The judgment also emphasises the importance of considering the intention of the parties while entering into a contract. This is evident in the Court’s identification of two components namely, “curing of defects” and “taking effective steps to cure defects”. The Court acknowledged that the parties had the intention to see incremental progress, which refers to taking appropriate measures to rectify any defaults, as a means to prevent a breach of the concession agreement and subsequent termination.

Lastly, it is important to mention that the Court has exercised its jurisdiction only under exceptional circumstances on the ground of grave miscarriage of justice thereby allowing the curative petition.

This judgment has reiterated various principles of law and stands as a testimony to the evolution of the concept of judicial review. India as a pro-enforcement country has been significantly scrutinised, as a result, it is anticipated that the consequence of this judgment will be favourable. Categorising the award as irrational only on the grounds of insufficient evidence, disregarding crucial evidence and taking into account irrelevant material serves as a touchstone for setting aside an award.

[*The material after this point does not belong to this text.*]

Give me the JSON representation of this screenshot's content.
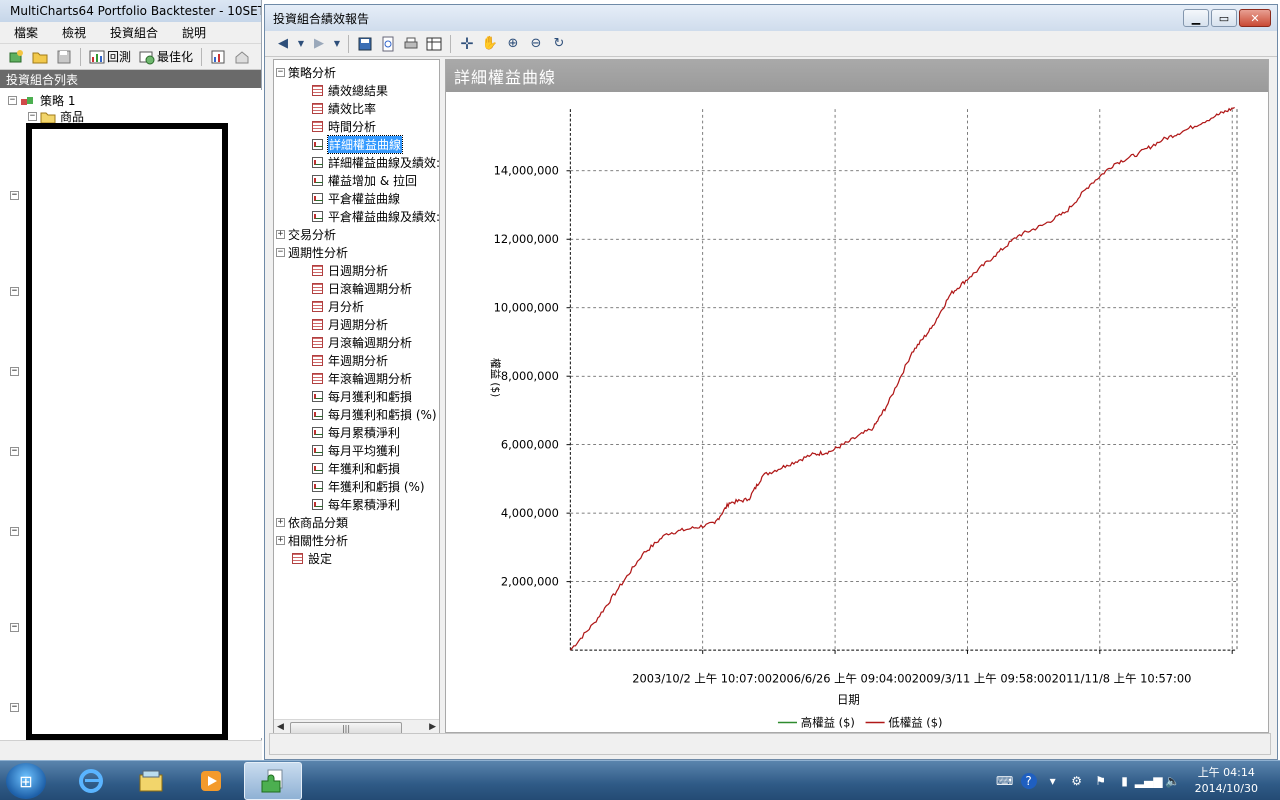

The grounds for claiming patent illegality may only be relied upon if it can be demonstrated that no reasonable person would have arrived at such an award.

POST A COMMENT